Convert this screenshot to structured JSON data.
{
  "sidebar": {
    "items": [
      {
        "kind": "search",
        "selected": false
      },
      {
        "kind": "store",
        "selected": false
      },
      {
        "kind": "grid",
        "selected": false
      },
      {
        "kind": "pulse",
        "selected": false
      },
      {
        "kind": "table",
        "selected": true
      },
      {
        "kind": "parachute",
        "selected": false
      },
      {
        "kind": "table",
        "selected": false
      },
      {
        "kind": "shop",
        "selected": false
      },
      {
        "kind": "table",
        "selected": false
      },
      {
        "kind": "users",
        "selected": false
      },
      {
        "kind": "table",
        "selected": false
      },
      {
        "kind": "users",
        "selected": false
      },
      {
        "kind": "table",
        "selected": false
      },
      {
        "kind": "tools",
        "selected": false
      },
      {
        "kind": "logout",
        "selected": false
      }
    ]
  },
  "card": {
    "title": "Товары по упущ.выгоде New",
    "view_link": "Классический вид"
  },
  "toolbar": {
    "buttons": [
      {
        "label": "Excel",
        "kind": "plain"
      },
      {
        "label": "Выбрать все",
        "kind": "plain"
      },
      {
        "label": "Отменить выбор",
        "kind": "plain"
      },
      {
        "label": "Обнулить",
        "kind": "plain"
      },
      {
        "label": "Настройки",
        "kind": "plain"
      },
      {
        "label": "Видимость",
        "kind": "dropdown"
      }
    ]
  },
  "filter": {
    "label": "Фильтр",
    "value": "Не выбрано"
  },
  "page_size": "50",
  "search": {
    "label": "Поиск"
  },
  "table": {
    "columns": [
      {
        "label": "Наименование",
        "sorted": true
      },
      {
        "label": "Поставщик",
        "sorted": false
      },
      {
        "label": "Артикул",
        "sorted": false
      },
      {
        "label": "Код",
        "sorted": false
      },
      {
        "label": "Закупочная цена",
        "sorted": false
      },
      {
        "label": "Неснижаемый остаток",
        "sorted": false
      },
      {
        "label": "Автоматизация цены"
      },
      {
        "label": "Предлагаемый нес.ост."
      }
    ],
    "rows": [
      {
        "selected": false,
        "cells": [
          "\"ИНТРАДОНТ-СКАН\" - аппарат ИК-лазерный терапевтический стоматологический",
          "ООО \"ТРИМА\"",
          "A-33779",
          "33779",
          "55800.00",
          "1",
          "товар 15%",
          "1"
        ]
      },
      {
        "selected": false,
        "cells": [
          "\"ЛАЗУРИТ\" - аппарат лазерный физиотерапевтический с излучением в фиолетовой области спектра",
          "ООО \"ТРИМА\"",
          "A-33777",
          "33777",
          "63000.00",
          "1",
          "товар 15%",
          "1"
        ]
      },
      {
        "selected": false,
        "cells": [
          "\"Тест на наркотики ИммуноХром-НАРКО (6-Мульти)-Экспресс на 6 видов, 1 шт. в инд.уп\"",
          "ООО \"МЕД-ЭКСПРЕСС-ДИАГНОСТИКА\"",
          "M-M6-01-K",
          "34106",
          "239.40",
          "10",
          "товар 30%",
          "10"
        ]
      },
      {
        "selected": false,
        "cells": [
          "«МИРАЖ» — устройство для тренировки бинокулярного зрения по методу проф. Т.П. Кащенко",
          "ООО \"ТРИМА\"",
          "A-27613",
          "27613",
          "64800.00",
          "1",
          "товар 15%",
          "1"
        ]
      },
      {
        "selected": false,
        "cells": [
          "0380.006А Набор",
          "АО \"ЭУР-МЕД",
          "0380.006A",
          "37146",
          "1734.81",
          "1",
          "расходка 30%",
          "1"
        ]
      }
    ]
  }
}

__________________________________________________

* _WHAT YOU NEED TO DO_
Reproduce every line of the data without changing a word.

* _WRITTEN ANSWER_
Convert this screenshot to structured JSON data.
{
  "sidebar": {
    "items": [
      {
        "kind": "search",
        "selected": false
      },
      {
        "kind": "store",
        "selected": false
      },
      {
        "kind": "grid",
        "selected": false
      },
      {
        "kind": "pulse",
        "selected": false
      },
      {
        "kind": "table",
        "selected": true
      },
      {
        "kind": "parachute",
        "selected": false
      },
      {
        "kind": "table",
        "selected": false
      },
      {
        "kind": "shop",
        "selected": false
      },
      {
        "kind": "table",
        "selected": false
      },
      {
        "kind": "users",
        "selected": false
      },
      {
        "kind": "table",
        "selected": false
      },
      {
        "kind": "users",
        "selected": false
      },
      {
        "kind": "table",
        "selected": false
      },
      {
        "kind": "tools",
        "selected": false
      },
      {
        "kind": "logout",
        "selected": false
      }
    ]
  },
  "card": {
    "title": "Товары по упущ.выгоде New",
    "view_link": "Классический вид"
  },
  "toolbar": {
    "buttons": [
      {
        "label": "Excel",
        "kind": "plain"
      },
      {
        "label": "Выбрать все",
        "kind": "plain"
      },
      {
        "label": "Отменить выбор",
        "kind": "plain"
      },
      {
        "label": "Обнулить",
        "kind": "plain"
      },
      {
        "label": "Настройки",
        "kind": "plain"
      },
      {
        "label": "Видимость",
        "kind": "dropdown"
      }
    ]
  },
  "filter": {
    "label": "Фильтр",
    "value": "Не выбрано"
  },
  "page_size": "50",
  "search": {
    "label": "Поиск"
  },
  "table": {
    "columns": [
      {
        "label": "Наименование",
        "sorted": true
      },
      {
        "label": "Поставщик",
        "sorted": false
      },
      {
        "label": "Артикул",
        "sorted": false
      },
      {
        "label": "Код",
        "sorted": false
      },
      {
        "label": "Закупочная цена",
        "sorted": false
      },
      {
        "label": "Неснижаемый остаток",
        "sorted": false
      },
      {
        "label": "Автоматизация цены"
      },
      {
        "label": "Предлагаемый нес.ост."
      }
    ],
    "rows": [
      {
        "selected": false,
        "cells": [
          "\"ИНТРАДОНТ-СКАН\" - аппарат ИК-лазерный терапевтический стоматологический",
          "ООО \"ТРИМА\"",
          "A-33779",
          "33779",
          "55800.00",
          "1",
          "товар 15%",
          "1"
        ]
      },
      {
        "selected": false,
        "cells": [
          "\"ЛАЗУРИТ\" - аппарат лазерный физиотерапевтический с излучением в фиолетовой области спектра",
          "ООО \"ТРИМА\"",
          "A-33777",
          "33777",
          "63000.00",
          "1",
          "товар 15%",
          "1"
        ]
      },
      {
        "selected": false,
        "cells": [
          "\"Тест на наркотики ИммуноХром-НАРКО (6-Мульти)-Экспресс на 6 видов, 1 шт. в инд.уп\"",
          "ООО \"МЕД-ЭКСПРЕСС-ДИАГНОСТИКА\"",
          "M-M6-01-K",
          "34106",
          "239.40",
          "10",
          "товар 30%",
          "10"
        ]
      },
      {
        "selected": false,
        "cells": [
          "«МИРАЖ» — устройство для тренировки бинокулярного зрения по методу проф. Т.П. Кащенко",
          "ООО \"ТРИМА\"",
          "A-27613",
          "27613",
          "64800.00",
          "1",
          "товар 15%",
          "1"
        ]
      },
      {
        "selected": false,
        "cells": [
          "0380.006А Набор",
          "АО \"ЭУР-МЕД",
          "0380.006A",
          "37146",
          "1734.81",
          "1",
          "расходка 30%",
          "1"
        ]
      }
    ]
  }
}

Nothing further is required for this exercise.